What was reading practice and spelling like for Gabriel before Easyread? (main concerns, consistent patterns and frustrations)

Before Easyread, reading practice was unproductive and often frustrating. He had met all age-related transitional markers (sitting, crawling, walking, talking…), was socially adjusted and did well in school until reading started. He did well initially, but never progressed passed letters in isolation. He excels far beyond his age in mathematics and technology. The main concerns which developed were an inability to see the similarity of two words, i.e.: \”we\” and \”we\”, when placed in close proximity, the inability to consistently recall directionality (reading from left to right or letter position – p/b/q/d…). (We had previously read right to left in another language and this may not have helped.) He struggled with copy writing and wasn’t at the level of spelling when we started Easyread. Speech and pronunciation (th/s/r/tr…) were becoming a concern as well as these were showing signs of less development than in other areas.

What types of reading and spelling support had been tried with him before Easyread?

The stagnation in his reading progression led us to try different approaches (phonetic, sight word memorization (i.e.: flash cards), letter imagery (M=Mountain…), syllabic), contextual and visual cueing. We tried different languages (as we are from a multi-lingual family), different text sizes and colours and a reading guide (like a construction square but adjusted to the size of the text being read). His vision was tested. We had also saw a speech-language pathologist.

How was the day to day experience of working through the DM Easyread process like for you both? (the highs… and the lows!)

The day to day experience of working through the DM Easyread process was overall very positive. It provided a predictable routine of both fun and collaborative focus reading with measurable success. I incorporated speech therapy into our reading as it lent itself to this very nicely, focusing on one sound over a period of time. There were some lows. We were both challenged to find the balance between \”push\” and \”flow\”. All I know is that sometimes I push too hard. Ultimately this leads to a re-balancing whereby I push less and he tries more. Routine and consistency seems to be key for him. If we don’t skipped two days, the following day would be harder.

What have been the outcomes so far for Gabriel, including any remaining frustrations?

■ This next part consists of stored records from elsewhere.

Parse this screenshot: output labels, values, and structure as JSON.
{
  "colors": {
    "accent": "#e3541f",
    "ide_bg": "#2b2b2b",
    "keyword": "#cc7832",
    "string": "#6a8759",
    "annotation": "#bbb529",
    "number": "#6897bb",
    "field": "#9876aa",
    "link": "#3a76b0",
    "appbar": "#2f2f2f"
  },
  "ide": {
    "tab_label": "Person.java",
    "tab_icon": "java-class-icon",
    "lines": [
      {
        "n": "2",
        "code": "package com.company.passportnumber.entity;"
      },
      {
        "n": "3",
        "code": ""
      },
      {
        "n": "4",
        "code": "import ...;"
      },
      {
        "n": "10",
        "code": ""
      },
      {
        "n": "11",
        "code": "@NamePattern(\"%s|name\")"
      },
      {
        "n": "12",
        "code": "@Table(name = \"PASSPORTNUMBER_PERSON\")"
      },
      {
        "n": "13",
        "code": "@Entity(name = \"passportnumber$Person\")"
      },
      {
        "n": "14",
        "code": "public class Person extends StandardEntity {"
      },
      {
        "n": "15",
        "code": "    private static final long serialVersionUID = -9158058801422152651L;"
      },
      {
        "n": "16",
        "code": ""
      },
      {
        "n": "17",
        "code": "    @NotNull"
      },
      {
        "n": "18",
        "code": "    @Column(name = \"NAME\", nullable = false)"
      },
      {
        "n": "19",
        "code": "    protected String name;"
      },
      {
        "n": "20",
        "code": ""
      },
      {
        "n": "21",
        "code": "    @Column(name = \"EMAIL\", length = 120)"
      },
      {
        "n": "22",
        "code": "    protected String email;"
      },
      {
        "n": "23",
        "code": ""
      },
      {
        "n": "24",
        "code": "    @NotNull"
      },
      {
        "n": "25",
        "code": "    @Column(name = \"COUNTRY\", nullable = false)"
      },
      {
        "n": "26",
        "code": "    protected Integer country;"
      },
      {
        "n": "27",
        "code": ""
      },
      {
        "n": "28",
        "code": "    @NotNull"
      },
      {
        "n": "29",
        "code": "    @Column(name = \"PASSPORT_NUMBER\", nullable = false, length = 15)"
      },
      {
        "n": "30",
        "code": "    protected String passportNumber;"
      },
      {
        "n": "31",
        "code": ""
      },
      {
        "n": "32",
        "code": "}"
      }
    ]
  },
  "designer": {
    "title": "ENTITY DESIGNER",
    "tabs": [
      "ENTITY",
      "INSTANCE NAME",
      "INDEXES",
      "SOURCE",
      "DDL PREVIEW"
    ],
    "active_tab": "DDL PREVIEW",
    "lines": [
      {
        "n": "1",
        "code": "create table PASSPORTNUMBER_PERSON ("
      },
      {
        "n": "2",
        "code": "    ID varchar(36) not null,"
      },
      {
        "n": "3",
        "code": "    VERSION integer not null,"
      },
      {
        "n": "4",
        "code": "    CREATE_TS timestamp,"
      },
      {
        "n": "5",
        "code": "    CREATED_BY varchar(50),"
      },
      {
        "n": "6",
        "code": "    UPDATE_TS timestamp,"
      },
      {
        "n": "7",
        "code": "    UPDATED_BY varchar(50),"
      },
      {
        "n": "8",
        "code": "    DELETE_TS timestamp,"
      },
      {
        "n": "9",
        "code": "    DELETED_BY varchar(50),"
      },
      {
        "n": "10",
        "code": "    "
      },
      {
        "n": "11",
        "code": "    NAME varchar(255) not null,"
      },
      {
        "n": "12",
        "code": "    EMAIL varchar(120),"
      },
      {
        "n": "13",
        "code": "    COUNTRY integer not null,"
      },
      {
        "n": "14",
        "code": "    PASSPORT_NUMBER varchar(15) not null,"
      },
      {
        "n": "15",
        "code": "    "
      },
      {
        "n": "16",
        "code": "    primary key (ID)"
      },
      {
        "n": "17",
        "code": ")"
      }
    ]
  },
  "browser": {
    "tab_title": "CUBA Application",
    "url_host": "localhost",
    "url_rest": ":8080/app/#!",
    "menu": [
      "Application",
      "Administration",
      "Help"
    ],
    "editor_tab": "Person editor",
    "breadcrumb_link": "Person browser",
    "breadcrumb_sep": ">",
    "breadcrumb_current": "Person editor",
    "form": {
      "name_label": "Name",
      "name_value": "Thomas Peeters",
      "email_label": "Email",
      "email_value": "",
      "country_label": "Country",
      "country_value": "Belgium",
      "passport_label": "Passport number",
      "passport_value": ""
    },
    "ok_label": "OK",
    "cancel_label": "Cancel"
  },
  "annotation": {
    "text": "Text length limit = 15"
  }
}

The outcomes thus far have been a graduation from the KG level of letter identification to a beginning Grade 2 level (Canadian system). He now knows most Dolce Sight Words up to Grade 3. His speed is increasing. He is reading Easy Readers (along the lines of the Cat in the Hat) independently for the first time and enjoying it. He has had a basic introduction to touch typing and to spelling. Remaining frustrations are that he cannot read technical manuals and more advanced science texts, where his interests lie. We are managing this by reading bigger words for him and supporting him to read the words he can read.

How do you feel it has shifted his life path and how does the investment made, both financial and in time taken, compare to that view of his future?

The financial investment in Easyread was significant for us and not one that was taken lightly. We had done our research and had gotten to a point of being ready to make such an investment for the progress anticipated. The progress anticipated was achieved, and for this I am grateful. We needed this support and I believe that it has made a very positive impact on his life by giving him the boost he needed to catch up, to become an independent reader, to eventually be able to read what he wishes to read. It provided the added bonus of material and context upon which to base speech therapy. It provided a further bonus to introduce touch typing and spelling. The parent training was an important component and I strongly recommend it.